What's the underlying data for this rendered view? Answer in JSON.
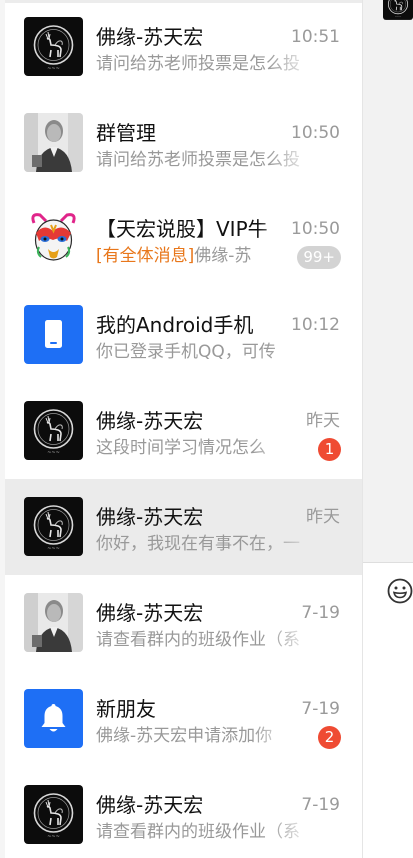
{
  "conversations": [
    {
      "name": "佛缘-苏天宏",
      "time": "10:51",
      "preview": "请问给苏老师投票是怎么投",
      "avatar": "deer-logo-icon"
    },
    {
      "name": "群管理",
      "time": "10:50",
      "preview": "请问给苏老师投票是怎么投",
      "avatar": "person-photo-icon"
    },
    {
      "name": "【天宏说股】VIP牛",
      "time": "10:50",
      "mention": "[有全体消息]",
      "preview": "佛缘-苏",
      "badge": "99+",
      "avatar": "opera-mask-icon"
    },
    {
      "name": "我的Android手机",
      "time": "10:12",
      "preview": "你已登录手机QQ，可传",
      "avatar": "phone-icon"
    },
    {
      "name": "佛缘-苏天宏",
      "time": "昨天",
      "preview": "这段时间学习情况怎么",
      "badge": "1",
      "avatar": "deer-logo-icon"
    },
    {
      "name": "佛缘-苏天宏",
      "time": "昨天",
      "preview": "你好，我现在有事不在，一",
      "avatar": "deer-logo-icon",
      "selected": true
    },
    {
      "name": "佛缘-苏天宏",
      "time": "7-19",
      "preview": "请查看群内的班级作业（系",
      "avatar": "person-photo-icon"
    },
    {
      "name": "新朋友",
      "time": "7-19",
      "preview": "佛缘-苏天宏申请添加你",
      "badge": "2",
      "avatar": "bell-icon"
    },
    {
      "name": "佛缘-苏天宏",
      "time": "7-19",
      "preview": "请查看群内的班级作业（系",
      "avatar": "deer-logo-icon"
    }
  ],
  "colors": {
    "accent_blue": "#1e6ff5",
    "badge_red": "#ef4b33",
    "badge_gray": "#d3d3d3",
    "mention_orange": "#e8771b",
    "selected_bg": "#ebebeb"
  },
  "right_pane": {
    "emoji_icon": "smiley-face-icon"
  }
}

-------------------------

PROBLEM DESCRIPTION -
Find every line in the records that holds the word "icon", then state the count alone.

REPLY -
10